=== What the task requires ===
Exactly as written, return every line of the data below apart from the pictures.

=== Recorded information ===
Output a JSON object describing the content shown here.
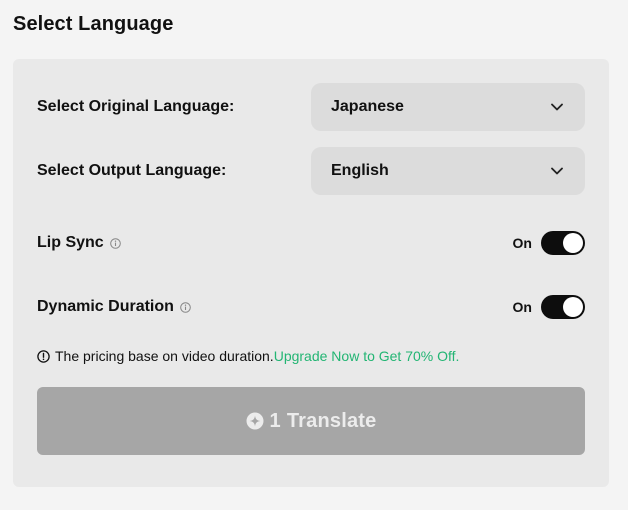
{
  "title": "Select Language",
  "original_language": {
    "label": "Select Original Language:",
    "value": "Japanese",
    "icon": "chevron-down-icon"
  },
  "output_language": {
    "label": "Select Output Language:",
    "value": "English",
    "icon": "chevron-down-icon"
  },
  "lip_sync": {
    "label": "Lip Sync",
    "state_label": "On",
    "enabled": true,
    "info_icon": "info-icon"
  },
  "dynamic_duration": {
    "label": "Dynamic Duration",
    "state_label": "On",
    "enabled": true,
    "info_icon": "info-icon"
  },
  "pricing_note": {
    "text": "The pricing base on video duration.",
    "link_text": "Upgrade Now to Get 70% Off.",
    "icon": "alert-circle-icon"
  },
  "translate_button": {
    "credits": "1",
    "label": "Translate",
    "icon": "credit-coin-icon",
    "disabled": true
  },
  "colors": {
    "background": "#f4f4f4",
    "panel": "#e9e9e9",
    "select_bg": "#dcdcdc",
    "toggle_on": "#0d0d0d",
    "link_green": "#22b573",
    "button_disabled": "#a6a6a6"
  }
}
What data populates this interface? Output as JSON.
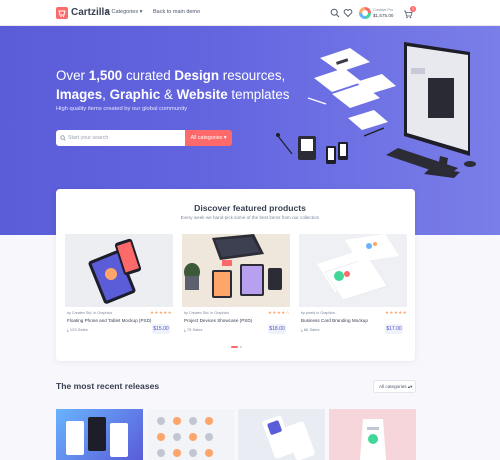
{
  "header": {
    "brand": "Cartzilla",
    "categories_label": "Categories",
    "back_label": "Back to main demo",
    "balance_label": "Creative Pro",
    "balance_value": "$1,575.00",
    "cart_count": "3"
  },
  "hero": {
    "line1_pre": "Over ",
    "line1_num": "1,500",
    "line1_mid": " curated ",
    "line1_bold": "Design",
    "line1_post": " resources,",
    "line2_a": "Images",
    "line2_sep1": ", ",
    "line2_b": "Graphic",
    "line2_sep2": " & ",
    "line2_c": "Website",
    "line2_post": " templates",
    "subtitle": "High quality items created by our global community",
    "search_placeholder": "Start your search",
    "search_button": "All categories"
  },
  "featured": {
    "title": "Discover featured products",
    "subtitle": "Every week we hand-pick some of the best items from our collection",
    "products": [
      {
        "category": "by Createx Std. in Graphics",
        "name": "Floating Phone and Tablet Mockup (PSD)",
        "sales": "129 Sales",
        "price": "$15.00",
        "stars": "★★★★★"
      },
      {
        "category": "by Createx Std. in Graphics",
        "name": "Project Devices Showcase (PSD)",
        "sales": "75 Sales",
        "price": "$18.00",
        "stars": "★★★★☆"
      },
      {
        "category": "by pixels in Graphics",
        "name": "Business Card Branding Mockup",
        "sales": "86 Sales",
        "price": "$17.00",
        "stars": "★★★★★"
      }
    ]
  },
  "recent": {
    "title": "The most recent releases",
    "filter": "All categories"
  }
}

=== Task solution ===
Output a JSON object describing the content shown here.
{
  "title": "Select Language",
  "original_language": {
    "label": "Select Original Language:",
    "value": "Japanese",
    "icon": "chevron-down-icon"
  },
  "output_language": {
    "label": "Select Output Language:",
    "value": "English",
    "icon": "chevron-down-icon"
  },
  "lip_sync": {
    "label": "Lip Sync",
    "state_label": "On",
    "enabled": true,
    "info_icon": "info-icon"
  },
  "dynamic_duration": {
    "label": "Dynamic Duration",
    "state_label": "On",
    "enabled": true,
    "info_icon": "info-icon"
  },
  "pricing_note": {
    "text": "The pricing base on video duration.",
    "link_text": "Upgrade Now to Get 70% Off.",
    "icon": "alert-circle-icon"
  },
  "translate_button": {
    "credits": "1",
    "label": "Translate",
    "icon": "credit-coin-icon",
    "disabled": true
  },
  "colors": {
    "background": "#f4f4f4",
    "panel": "#e9e9e9",
    "select_bg": "#dcdcdc",
    "toggle_on": "#0d0d0d",
    "link_green": "#22b573",
    "button_disabled": "#a6a6a6"
  }
}
What data populates this interface? Output as JSON.
{
  "header": {
    "brand": "Cartzilla",
    "categories_label": "Categories",
    "back_label": "Back to main demo",
    "balance_label": "Creative Pro",
    "balance_value": "$1,575.00",
    "cart_count": "3"
  },
  "hero": {
    "line1_pre": "Over ",
    "line1_num": "1,500",
    "line1_mid": " curated ",
    "line1_bold": "Design",
    "line1_post": " resources,",
    "line2_a": "Images",
    "line2_sep1": ", ",
    "line2_b": "Graphic",
    "line2_sep2": " & ",
    "line2_c": "Website",
    "line2_post": " templates",
    "subtitle": "High quality items created by our global community",
    "search_placeholder": "Start your search",
    "search_button": "All categories"
  },
  "featured": {
    "title": "Discover featured products",
    "subtitle": "Every week we hand-pick some of the best items from our collection",
    "products": [
      {
        "category": "by Createx Std. in Graphics",
        "name": "Floating Phone and Tablet Mockup (PSD)",
        "sales": "129 Sales",
        "price": "$15.00",
        "stars": "★★★★★"
      },
      {
        "category": "by Createx Std. in Graphics",
        "name": "Project Devices Showcase (PSD)",
        "sales": "75 Sales",
        "price": "$18.00",
        "stars": "★★★★☆"
      },
      {
        "category": "by pixels in Graphics",
        "name": "Business Card Branding Mockup",
        "sales": "86 Sales",
        "price": "$17.00",
        "stars": "★★★★★"
      }
    ]
  },
  "recent": {
    "title": "The most recent releases",
    "filter": "All categories"
  }
}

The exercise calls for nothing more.